-------- Provided entries --------

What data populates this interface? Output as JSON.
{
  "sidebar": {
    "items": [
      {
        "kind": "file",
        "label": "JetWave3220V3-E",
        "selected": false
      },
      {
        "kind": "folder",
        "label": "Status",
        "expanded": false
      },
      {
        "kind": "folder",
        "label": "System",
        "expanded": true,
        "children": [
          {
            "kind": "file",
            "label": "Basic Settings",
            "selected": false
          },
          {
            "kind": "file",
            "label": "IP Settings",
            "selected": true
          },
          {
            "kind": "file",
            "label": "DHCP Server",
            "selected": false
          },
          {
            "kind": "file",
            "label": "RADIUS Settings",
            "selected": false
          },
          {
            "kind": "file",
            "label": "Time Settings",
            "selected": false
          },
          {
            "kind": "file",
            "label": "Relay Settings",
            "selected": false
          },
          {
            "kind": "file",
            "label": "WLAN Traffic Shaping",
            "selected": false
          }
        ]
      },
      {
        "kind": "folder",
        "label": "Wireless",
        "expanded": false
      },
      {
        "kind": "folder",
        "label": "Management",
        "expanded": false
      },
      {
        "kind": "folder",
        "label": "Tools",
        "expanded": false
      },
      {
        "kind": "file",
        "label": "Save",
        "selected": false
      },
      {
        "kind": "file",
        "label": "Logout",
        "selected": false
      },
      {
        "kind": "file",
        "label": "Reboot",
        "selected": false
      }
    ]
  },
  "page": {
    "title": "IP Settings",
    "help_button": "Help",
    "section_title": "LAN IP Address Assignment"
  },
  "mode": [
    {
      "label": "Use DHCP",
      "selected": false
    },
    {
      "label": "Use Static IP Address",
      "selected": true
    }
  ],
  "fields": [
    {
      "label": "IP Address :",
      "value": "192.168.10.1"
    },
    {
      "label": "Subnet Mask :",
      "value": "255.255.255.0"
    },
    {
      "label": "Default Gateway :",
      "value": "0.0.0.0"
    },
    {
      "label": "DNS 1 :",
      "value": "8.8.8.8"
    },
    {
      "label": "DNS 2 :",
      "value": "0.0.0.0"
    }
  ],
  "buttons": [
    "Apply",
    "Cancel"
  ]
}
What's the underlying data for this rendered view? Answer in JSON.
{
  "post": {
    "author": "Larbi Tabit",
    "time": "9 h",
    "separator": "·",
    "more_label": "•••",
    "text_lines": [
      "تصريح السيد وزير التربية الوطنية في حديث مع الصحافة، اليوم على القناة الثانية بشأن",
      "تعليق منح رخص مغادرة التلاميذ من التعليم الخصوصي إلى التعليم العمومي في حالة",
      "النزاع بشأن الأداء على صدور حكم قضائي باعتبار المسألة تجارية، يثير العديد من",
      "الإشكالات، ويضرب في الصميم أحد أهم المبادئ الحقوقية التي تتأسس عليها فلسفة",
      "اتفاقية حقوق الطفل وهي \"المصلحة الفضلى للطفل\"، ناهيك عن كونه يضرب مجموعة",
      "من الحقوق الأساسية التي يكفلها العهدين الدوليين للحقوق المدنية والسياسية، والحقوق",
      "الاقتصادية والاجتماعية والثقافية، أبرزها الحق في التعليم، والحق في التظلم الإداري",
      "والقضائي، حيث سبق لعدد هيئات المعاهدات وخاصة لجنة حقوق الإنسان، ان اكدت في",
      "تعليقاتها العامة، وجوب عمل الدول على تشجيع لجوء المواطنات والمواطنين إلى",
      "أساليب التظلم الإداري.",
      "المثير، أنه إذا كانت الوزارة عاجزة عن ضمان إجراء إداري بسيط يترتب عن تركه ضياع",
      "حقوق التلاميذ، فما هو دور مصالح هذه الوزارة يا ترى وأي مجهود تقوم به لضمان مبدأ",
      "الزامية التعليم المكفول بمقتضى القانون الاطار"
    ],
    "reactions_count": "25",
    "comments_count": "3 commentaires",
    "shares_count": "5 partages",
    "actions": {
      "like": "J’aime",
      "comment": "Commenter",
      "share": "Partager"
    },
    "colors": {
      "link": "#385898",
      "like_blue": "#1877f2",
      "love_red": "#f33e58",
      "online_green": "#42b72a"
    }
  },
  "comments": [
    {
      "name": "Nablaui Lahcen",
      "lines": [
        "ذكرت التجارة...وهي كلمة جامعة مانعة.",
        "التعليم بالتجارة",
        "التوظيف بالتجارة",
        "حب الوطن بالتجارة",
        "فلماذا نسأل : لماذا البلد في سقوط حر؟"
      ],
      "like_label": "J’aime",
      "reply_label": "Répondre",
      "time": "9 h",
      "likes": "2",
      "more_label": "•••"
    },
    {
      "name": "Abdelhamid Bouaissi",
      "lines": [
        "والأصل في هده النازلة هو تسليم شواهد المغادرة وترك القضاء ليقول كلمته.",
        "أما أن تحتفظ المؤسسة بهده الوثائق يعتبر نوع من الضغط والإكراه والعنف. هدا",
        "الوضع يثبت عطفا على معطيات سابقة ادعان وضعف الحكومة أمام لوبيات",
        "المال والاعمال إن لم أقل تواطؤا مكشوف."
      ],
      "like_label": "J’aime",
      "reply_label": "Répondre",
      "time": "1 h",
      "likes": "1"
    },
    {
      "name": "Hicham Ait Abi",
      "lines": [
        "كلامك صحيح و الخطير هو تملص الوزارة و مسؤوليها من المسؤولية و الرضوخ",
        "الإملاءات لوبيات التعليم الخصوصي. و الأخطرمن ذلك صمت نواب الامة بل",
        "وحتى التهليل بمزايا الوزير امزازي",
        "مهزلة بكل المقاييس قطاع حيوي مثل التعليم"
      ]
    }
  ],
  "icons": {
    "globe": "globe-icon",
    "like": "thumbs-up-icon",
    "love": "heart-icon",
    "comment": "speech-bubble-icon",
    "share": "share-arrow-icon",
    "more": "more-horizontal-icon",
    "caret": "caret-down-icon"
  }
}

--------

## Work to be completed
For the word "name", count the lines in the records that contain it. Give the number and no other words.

## Task solution
3